Finally there's DriveNet, Nvidia's reference neural network. Huang went into lots of detail on how Nvidia trained DriveNet using data from ImageNet and Daimler to teach it how to detect objects and classify all of the pixels associated with each object in order to recognize multiple objects. It then retained the model "overnight" using a more challenging data set from Audi (for example, driving in the snow when the lanes and other cars are not clearly visible) and it was able to recognize objects that were difficult to see with the human eye.
This ability to continually refine the models over time will be critical. Cars will leave the lots with superhuman capabilities, Huang said, but as they encounter new situations they do not recognize, they will send the data up to the cloud, where it will be used to retrain models, which will be pushed back down to all vehicles making them smarter and safer. "There's so much more to do. Not only do we want to recognize objects, we want to recognize circumstances," Huang said. "You are now using compute, which is relatively cheap, as opposed to engineering time." Digital assistants such as Apple's Siri, Google Now and Microsoft Cortana have become much more powerful over time by using this same technique.
Audi, BMW, Daimler, Fanuc, Ford, AI-start-up Preferred Networks, Toyota and robotics company ZMP (which is trying to develop autonomous taxis in time for the Olympics in Japan) are all using Nvidia's deep-learning technology. The DRIVE PX 2 will be available in the fourth quarter and Volvo plans to install it in 100 cars starting in 2017 as part of a trial of autonomous driving in Göteborg, Sweden.

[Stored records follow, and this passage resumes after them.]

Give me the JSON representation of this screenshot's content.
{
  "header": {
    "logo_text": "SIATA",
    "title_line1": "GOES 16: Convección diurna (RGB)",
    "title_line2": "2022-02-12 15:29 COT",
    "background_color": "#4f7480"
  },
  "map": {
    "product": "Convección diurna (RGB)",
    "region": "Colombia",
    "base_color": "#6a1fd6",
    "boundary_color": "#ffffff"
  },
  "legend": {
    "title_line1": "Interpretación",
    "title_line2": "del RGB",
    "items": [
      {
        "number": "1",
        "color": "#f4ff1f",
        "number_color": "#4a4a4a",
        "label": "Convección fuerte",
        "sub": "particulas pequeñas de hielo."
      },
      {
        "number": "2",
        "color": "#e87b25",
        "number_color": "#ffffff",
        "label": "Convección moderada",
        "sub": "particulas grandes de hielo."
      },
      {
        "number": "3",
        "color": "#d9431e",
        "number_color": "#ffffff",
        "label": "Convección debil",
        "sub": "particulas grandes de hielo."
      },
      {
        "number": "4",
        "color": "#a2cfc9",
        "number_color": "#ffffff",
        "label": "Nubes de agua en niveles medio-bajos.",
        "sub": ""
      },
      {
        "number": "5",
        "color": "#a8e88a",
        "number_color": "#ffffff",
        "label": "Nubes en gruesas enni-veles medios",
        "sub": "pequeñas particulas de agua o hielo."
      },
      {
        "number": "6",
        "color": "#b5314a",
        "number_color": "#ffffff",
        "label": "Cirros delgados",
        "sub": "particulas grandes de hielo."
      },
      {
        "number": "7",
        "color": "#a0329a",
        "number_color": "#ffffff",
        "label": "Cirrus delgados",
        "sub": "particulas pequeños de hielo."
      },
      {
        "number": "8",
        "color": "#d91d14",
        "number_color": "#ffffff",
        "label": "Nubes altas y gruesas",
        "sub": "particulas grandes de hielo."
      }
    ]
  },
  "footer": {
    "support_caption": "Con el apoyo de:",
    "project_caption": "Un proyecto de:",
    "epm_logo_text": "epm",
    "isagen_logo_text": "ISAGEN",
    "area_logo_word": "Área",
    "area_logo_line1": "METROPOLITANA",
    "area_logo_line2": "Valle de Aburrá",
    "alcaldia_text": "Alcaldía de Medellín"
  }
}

Although the rumored Ford and Google partnership failed to materialize, there were many other autonomous driving announces in Las Vegas this week. Mercedes announced that its new E-Class, set to debut at the Detroit Auto Show in a few days, will be the first "standard-production vehicle" authorized for autonomous driving on public roads in Nevada (some Tesla Model S sedans already have self-driving capabilities). Kia said it is also set to begin testing in Nevada using a Soul EV with a collection of ADAS (Advanced Driver Assistance Systems) technology that is part of its DRIVE WISE plan to make its cars partially autonomous by 2020 and fully-autonomous by 2030. Chevrolet, Ford and Toyota also talked about ongoing development of self-driving cars.
BlackBerry's QNX subsidiary announced a new platform designed to make it easier for carmakers to add ADAS features. Finally start-up Quanergy demonstrated a prototype solid-state LIDAR system that it claims will slash the cost of these 360-degree sensors from $70,000 to $1,000 per car when it reaches volume production in 2017.